WHAT YOU ARE ASKED TO DO: Return the listing below in full, with every line exactly as it is.
(Beginning of DATA FOR THE TASK)
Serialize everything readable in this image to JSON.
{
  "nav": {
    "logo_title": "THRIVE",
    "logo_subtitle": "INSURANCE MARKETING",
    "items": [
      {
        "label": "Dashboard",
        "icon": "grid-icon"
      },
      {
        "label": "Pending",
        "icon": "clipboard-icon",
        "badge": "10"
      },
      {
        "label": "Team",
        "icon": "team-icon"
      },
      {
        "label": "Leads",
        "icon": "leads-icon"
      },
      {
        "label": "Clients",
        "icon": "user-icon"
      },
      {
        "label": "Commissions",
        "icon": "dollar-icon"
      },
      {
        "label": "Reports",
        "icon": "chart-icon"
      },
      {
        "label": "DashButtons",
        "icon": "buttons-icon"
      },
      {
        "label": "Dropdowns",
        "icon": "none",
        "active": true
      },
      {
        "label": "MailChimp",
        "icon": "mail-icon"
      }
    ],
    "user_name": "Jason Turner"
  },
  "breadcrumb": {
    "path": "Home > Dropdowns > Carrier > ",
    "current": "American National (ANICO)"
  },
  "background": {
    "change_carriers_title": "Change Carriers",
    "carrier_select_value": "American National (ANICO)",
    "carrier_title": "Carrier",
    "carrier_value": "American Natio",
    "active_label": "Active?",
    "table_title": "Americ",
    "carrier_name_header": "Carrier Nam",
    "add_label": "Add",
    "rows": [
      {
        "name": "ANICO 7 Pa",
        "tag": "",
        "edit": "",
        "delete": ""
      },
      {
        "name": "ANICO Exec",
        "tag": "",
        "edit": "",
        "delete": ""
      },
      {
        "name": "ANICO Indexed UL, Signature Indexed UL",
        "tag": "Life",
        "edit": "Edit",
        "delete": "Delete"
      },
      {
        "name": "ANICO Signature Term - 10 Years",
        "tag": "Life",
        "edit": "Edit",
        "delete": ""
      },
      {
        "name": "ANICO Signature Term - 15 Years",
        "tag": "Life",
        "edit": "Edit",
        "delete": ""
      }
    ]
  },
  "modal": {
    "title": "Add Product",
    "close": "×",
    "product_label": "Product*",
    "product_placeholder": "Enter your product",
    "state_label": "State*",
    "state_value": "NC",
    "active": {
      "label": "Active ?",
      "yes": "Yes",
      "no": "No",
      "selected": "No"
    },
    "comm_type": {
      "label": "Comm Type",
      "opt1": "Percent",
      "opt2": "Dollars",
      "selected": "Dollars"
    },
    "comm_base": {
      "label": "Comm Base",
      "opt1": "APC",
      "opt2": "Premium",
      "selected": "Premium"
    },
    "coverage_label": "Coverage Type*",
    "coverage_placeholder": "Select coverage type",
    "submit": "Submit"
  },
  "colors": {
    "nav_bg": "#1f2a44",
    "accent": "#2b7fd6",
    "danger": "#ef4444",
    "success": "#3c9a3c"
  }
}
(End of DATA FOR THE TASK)
RESPONSE AREA:
Serialize everything readable in this image to JSON.
{
  "nav": {
    "logo_title": "THRIVE",
    "logo_subtitle": "INSURANCE MARKETING",
    "items": [
      {
        "label": "Dashboard",
        "icon": "grid-icon"
      },
      {
        "label": "Pending",
        "icon": "clipboard-icon",
        "badge": "10"
      },
      {
        "label": "Team",
        "icon": "team-icon"
      },
      {
        "label": "Leads",
        "icon": "leads-icon"
      },
      {
        "label": "Clients",
        "icon": "user-icon"
      },
      {
        "label": "Commissions",
        "icon": "dollar-icon"
      },
      {
        "label": "Reports",
        "icon": "chart-icon"
      },
      {
        "label": "DashButtons",
        "icon": "buttons-icon"
      },
      {
        "label": "Dropdowns",
        "icon": "none",
        "active": true
      },
      {
        "label": "MailChimp",
        "icon": "mail-icon"
      }
    ],
    "user_name": "Jason Turner"
  },
  "breadcrumb": {
    "path": "Home > Dropdowns > Carrier > ",
    "current": "American National (ANICO)"
  },
  "background": {
    "change_carriers_title": "Change Carriers",
    "carrier_select_value": "American National (ANICO)",
    "carrier_title": "Carrier",
    "carrier_value": "American Natio",
    "active_label": "Active?",
    "table_title": "Americ",
    "carrier_name_header": "Carrier Nam",
    "add_label": "Add",
    "rows": [
      {
        "name": "ANICO 7 Pa",
        "tag": "",
        "edit": "",
        "delete": ""
      },
      {
        "name": "ANICO Exec",
        "tag": "",
        "edit": "",
        "delete": ""
      },
      {
        "name": "ANICO Indexed UL, Signature Indexed UL",
        "tag": "Life",
        "edit": "Edit",
        "delete": "Delete"
      },
      {
        "name": "ANICO Signature Term - 10 Years",
        "tag": "Life",
        "edit": "Edit",
        "delete": ""
      },
      {
        "name": "ANICO Signature Term - 15 Years",
        "tag": "Life",
        "edit": "Edit",
        "delete": ""
      }
    ]
  },
  "modal": {
    "title": "Add Product",
    "close": "×",
    "product_label": "Product*",
    "product_placeholder": "Enter your product",
    "state_label": "State*",
    "state_value": "NC",
    "active": {
      "label": "Active ?",
      "yes": "Yes",
      "no": "No",
      "selected": "No"
    },
    "comm_type": {
      "label": "Comm Type",
      "opt1": "Percent",
      "opt2": "Dollars",
      "selected": "Dollars"
    },
    "comm_base": {
      "label": "Comm Base",
      "opt1": "APC",
      "opt2": "Premium",
      "selected": "Premium"
    },
    "coverage_label": "Coverage Type*",
    "coverage_placeholder": "Select coverage type",
    "submit": "Submit"
  },
  "colors": {
    "nav_bg": "#1f2a44",
    "accent": "#2b7fd6",
    "danger": "#ef4444",
    "success": "#3c9a3c"
  }
}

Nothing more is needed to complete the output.